» TASK DESCRIPTION
Filter by the string "screenshot": return the lines of the material that contain it.
···
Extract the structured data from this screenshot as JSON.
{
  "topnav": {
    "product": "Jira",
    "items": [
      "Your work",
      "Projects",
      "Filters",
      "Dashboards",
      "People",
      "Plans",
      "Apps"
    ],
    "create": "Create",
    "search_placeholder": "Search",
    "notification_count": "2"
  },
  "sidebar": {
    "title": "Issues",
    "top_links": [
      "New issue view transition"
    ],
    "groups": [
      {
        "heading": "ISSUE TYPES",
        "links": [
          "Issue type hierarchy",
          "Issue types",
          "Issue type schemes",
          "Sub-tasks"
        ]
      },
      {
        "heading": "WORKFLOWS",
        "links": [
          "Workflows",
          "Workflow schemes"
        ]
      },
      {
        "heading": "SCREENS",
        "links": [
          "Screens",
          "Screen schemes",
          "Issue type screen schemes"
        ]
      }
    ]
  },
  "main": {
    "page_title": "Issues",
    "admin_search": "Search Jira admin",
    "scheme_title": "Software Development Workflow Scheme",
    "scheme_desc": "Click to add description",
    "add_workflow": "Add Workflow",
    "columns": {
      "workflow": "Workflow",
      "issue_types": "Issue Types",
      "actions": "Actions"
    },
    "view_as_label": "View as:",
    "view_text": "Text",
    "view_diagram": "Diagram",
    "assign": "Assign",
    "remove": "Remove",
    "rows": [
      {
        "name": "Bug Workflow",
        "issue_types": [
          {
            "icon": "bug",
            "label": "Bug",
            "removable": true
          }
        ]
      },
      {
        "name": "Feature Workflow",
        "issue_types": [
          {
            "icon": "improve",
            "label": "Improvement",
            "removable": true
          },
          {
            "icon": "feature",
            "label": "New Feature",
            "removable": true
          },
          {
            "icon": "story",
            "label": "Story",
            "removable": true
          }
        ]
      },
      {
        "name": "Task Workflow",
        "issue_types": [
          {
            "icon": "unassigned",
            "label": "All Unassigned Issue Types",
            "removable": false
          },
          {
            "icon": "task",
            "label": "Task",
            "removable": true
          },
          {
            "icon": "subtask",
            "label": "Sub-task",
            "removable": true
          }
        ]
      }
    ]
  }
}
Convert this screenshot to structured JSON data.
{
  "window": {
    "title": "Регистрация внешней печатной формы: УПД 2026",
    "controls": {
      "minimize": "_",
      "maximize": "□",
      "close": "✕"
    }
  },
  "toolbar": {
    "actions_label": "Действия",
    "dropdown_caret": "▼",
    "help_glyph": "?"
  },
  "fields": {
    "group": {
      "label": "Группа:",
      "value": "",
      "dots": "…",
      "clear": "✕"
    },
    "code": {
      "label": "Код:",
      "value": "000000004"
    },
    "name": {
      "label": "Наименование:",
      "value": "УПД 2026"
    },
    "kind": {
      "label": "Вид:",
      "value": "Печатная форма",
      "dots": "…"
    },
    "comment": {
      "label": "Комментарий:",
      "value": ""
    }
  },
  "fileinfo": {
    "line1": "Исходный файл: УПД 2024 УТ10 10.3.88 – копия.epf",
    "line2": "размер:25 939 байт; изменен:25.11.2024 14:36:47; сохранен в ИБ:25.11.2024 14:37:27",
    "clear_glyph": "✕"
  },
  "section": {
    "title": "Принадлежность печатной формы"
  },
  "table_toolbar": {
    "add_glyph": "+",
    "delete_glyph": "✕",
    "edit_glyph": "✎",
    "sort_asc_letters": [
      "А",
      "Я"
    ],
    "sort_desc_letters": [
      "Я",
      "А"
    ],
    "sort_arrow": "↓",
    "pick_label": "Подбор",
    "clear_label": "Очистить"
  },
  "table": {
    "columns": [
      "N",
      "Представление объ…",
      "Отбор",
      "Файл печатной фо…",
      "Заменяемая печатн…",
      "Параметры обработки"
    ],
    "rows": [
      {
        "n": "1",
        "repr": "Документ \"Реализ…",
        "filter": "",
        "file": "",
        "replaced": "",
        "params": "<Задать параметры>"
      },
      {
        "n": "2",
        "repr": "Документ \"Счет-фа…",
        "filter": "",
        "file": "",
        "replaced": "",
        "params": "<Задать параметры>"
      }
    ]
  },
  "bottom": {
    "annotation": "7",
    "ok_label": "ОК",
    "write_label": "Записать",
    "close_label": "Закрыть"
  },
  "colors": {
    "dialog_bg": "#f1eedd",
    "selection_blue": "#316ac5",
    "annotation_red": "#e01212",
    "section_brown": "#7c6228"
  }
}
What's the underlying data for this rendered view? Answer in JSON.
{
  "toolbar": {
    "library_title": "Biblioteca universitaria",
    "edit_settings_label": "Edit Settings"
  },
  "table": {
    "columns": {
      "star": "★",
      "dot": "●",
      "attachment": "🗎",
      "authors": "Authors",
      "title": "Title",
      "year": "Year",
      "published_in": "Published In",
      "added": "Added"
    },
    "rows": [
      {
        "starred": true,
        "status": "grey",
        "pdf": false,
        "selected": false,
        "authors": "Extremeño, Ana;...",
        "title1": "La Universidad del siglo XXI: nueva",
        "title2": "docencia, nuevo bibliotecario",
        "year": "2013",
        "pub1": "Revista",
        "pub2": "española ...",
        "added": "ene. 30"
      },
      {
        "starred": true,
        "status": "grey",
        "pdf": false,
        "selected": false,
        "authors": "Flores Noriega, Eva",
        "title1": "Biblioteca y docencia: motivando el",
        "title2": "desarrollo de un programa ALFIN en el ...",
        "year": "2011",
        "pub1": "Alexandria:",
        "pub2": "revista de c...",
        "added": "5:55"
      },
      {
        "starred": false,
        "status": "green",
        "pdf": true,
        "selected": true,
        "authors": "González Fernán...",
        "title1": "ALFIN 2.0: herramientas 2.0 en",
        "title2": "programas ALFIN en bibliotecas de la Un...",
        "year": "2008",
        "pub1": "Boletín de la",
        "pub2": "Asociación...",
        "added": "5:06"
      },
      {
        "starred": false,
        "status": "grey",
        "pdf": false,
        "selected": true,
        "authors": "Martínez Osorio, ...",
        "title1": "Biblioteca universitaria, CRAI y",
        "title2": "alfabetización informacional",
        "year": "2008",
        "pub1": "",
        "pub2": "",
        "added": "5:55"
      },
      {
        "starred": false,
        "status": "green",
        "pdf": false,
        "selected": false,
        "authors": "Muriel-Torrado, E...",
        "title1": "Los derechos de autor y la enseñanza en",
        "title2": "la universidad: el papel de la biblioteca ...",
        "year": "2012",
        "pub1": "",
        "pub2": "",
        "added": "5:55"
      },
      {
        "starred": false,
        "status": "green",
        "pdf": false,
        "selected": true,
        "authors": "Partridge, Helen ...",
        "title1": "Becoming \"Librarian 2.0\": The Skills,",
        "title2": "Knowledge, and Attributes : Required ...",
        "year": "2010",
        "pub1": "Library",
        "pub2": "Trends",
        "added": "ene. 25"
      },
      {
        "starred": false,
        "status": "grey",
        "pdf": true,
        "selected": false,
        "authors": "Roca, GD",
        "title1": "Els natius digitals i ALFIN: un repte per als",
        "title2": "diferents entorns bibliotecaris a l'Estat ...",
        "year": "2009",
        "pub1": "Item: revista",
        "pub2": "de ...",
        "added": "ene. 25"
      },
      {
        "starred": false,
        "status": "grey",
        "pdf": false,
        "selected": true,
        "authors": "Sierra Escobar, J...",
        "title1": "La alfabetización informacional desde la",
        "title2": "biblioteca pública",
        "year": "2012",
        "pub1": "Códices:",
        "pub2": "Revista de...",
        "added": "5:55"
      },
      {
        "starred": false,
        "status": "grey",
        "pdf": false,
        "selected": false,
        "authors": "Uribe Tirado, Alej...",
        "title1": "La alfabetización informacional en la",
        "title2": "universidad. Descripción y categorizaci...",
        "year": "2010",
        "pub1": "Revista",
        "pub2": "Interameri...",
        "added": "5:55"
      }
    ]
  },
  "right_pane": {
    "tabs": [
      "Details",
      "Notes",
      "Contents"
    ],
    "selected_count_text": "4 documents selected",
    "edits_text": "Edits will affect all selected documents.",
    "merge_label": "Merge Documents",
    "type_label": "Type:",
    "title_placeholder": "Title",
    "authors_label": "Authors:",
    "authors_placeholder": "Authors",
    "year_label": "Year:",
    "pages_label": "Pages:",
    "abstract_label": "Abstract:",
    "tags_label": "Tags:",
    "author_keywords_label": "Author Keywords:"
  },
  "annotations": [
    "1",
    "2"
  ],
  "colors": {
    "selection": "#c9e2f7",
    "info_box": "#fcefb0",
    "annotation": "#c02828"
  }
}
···
» TASK SOLUTION
Extract the structured data from this screenshot as JSON.
Convert this screenshot to structured JSON data.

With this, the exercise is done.